Why The Controversial New AP History Curriculum Is Patriotic

October 27th 2014

Lindsay Haskell

The new national Advanced Placement American History curriculum has sparked debate and protests in Jefferson County, Colorado. Opponents of the curriculum claim it portrays a "consistently negative view of America" calling for a review to ensure that it promotes "citizenship, patriotism ... respect for authority and respect of individual rights" and does not encourage "children to disobey the law." Students and teachers in Jefferson County, however, believe that a push to re-do the curriculum review process is tantamount to 'censorship' and has led many to organize school walkouts in protest.

What I find most interesting among critics is the call for greater "citizenship" and "patriotism" in the history curriculum. In my opinion, isn't the very core of being an active citizen and patriot about being an informed, critical thinker about the country we live in? In order to do just this, we must understand our past, both good and bad, and cultivate our own independent mindset and the appropriate skills to cast a critical eye on current events as well. The curriculum's opposition keeps stressing that we need to highlight America's "exceptionalism" and it is exactly this freedom to think and speak freely and be skeptical of our leaders and our policies that makes the U.S. exceptional. By promoting blind compliance and glossing over the negative aspects of our history, we are threatening the very foundation that makes this country great. 

Conservative neurosurgeon Ben Carson recently said that the curriculum would make many "ready to go sign up for ISIS" but this comment - meant to highlight the so-called negative viewpoints within the AP curriculum - drastically underestimates the American citizens' intelligence.
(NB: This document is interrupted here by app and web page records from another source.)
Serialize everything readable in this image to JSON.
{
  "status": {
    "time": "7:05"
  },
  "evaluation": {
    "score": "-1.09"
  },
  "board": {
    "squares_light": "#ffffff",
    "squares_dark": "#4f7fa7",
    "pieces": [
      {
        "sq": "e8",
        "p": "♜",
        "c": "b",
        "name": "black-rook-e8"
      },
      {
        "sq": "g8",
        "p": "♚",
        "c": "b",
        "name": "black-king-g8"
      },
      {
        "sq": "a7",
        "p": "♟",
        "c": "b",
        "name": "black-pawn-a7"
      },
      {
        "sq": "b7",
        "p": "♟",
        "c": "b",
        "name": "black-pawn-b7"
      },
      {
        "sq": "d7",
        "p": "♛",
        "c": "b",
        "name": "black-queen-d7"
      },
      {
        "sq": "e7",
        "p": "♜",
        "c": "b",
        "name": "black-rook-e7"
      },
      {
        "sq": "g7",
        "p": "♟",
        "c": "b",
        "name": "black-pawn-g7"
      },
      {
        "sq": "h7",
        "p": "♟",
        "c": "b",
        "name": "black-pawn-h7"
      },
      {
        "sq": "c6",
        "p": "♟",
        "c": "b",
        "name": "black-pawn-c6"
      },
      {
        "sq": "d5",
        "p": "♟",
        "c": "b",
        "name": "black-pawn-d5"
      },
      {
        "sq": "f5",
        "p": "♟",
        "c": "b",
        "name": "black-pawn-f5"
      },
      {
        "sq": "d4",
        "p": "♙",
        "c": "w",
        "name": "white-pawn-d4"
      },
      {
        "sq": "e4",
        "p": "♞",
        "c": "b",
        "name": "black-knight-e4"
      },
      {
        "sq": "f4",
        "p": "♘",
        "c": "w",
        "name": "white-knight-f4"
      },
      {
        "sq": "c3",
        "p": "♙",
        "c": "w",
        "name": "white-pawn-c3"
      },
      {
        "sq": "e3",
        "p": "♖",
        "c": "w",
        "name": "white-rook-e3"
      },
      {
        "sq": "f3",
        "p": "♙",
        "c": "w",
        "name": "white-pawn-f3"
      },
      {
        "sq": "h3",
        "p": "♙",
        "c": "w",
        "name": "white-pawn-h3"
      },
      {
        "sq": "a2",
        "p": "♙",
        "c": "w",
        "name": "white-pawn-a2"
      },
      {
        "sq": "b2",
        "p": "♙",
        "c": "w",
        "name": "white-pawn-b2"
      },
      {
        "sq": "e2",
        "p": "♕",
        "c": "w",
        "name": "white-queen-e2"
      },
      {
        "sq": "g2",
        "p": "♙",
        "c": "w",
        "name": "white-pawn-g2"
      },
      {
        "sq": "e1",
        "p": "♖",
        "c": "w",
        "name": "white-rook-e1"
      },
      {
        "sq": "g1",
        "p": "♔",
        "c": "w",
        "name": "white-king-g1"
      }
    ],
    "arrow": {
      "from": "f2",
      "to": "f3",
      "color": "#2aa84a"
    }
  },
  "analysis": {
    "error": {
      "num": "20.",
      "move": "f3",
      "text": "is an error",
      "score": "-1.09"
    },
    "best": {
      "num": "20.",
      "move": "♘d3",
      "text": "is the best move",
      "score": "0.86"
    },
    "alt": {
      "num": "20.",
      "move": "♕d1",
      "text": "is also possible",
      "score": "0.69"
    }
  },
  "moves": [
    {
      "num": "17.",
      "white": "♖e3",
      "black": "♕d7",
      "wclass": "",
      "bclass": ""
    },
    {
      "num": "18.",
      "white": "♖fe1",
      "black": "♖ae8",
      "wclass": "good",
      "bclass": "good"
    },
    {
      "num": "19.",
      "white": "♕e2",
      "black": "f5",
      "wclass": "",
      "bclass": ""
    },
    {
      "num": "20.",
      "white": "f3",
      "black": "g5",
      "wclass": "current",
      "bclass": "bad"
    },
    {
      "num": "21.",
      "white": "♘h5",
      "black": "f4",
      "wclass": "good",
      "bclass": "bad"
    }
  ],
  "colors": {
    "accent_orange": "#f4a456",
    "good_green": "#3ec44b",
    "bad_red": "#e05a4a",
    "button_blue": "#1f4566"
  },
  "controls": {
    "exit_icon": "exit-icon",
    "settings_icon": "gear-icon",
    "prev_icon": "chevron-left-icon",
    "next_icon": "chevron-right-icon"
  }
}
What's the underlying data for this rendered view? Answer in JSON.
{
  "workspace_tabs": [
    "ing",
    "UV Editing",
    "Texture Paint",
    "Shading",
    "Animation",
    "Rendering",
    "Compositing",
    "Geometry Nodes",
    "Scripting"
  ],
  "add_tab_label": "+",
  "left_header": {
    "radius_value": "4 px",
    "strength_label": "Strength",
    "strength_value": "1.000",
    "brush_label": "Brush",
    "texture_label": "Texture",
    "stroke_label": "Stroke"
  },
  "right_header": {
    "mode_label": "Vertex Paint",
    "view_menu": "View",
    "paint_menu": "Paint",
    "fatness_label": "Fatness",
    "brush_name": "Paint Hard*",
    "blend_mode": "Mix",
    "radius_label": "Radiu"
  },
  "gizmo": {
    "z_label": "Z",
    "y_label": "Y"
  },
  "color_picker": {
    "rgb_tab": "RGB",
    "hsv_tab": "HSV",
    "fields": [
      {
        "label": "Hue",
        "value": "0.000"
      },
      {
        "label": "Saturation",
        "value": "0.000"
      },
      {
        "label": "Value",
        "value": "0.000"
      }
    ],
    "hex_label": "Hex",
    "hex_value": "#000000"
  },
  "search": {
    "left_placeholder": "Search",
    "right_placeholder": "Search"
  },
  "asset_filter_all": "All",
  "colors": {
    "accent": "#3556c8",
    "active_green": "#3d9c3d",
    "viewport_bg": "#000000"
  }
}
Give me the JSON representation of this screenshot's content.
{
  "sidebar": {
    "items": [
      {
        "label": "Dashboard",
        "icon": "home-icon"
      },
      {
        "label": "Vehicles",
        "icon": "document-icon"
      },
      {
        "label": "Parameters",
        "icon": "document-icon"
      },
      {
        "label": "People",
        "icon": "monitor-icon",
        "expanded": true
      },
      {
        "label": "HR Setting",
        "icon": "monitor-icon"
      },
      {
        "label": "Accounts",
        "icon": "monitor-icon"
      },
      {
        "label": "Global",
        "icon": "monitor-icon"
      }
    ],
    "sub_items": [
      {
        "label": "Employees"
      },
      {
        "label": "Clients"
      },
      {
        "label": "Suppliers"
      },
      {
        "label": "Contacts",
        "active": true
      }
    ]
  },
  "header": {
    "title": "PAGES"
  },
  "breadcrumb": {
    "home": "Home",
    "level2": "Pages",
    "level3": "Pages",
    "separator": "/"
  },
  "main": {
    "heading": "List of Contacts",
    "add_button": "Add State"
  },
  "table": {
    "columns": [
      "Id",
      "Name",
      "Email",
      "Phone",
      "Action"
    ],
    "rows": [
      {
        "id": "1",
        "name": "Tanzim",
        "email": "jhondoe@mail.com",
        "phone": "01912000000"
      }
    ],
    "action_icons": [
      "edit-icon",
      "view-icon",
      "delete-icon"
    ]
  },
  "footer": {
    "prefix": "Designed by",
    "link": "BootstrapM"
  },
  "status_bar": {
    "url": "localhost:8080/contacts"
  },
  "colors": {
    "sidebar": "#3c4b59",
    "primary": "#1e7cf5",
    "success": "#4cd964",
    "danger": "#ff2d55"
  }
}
To think that students in high school, in the advanced history classes no less, cannot critically discern the past from the present, cannot understand that a country's past indiscretions does not make it the enemy, is the opposite of patriotism and exceptionalism. After all, shouldn't we instill pride in ourselves for the fact that we've moved past the mistakes of the past, and also are continuing to question authority so as to ensure that will not be repeated indefinitely. Questioning authority is exactly what created the United States of American and we need these people - the "civilly disobedient" - to continue to push forward and probe the status quo.

Ironically, one of the complaints that conservatives have about the curriculum is the omission of Martin Luther King, Jr. (which the College Board points out was not in the previous curriculum either, since the guidelines serve as merely a general outline, the detailed content of which is to be determined by the individual state, school and teacher) who was known for his civil disobedience, by leading boycotts, protests and demonstrations to fight the U.S. policies on segregation. So who, exactly, is to say which civil disobedience is acceptable and which isn't? Who is to say which authorities should be respected and which shouldn't? Isn't it the job of teachers to help students decide for themselves, rather than thrusting one school board's opinion onto them? 

On a larger scale, by highlighting America's "exceptionalism" over the negative, what are the greater lessons that we are teaching the next generation? That it's okay to make mistakes and admit to them and learn from them, except if they shed you in a negative light, in which case, just spin them the way you want or only focus on the positive aspects? Of course, the triumphs of America should also be given their due respect in history classes, but so should the many injustices that the country has enacted on its citizens, since it is these events, too, which has shaped the culture of America. Not just in the political and social sphere, but also in the artistic sphere - from music to literature to film, the trials and tribulations that U.S. citizens went through, and continue to go through, have inspired masterpieces that cannot be ignored. And these citizens - the ones that suffered at the hands of our past or current government - cannot be ignored either. Because they, too, are citizens and patriots, and their stories are vital to us as a people.

In fact, I would say in the midst of continuing conflicts, it is essential for the next generation to start developing critical and analytic skills - to view the problems that litter U.S. history in different lights and to be able to expand their view of their surroundings. For after all, these high schoolers represent the future of this country and without those willing to question authority, and we will never move forward toward becoming an even more enlightened country.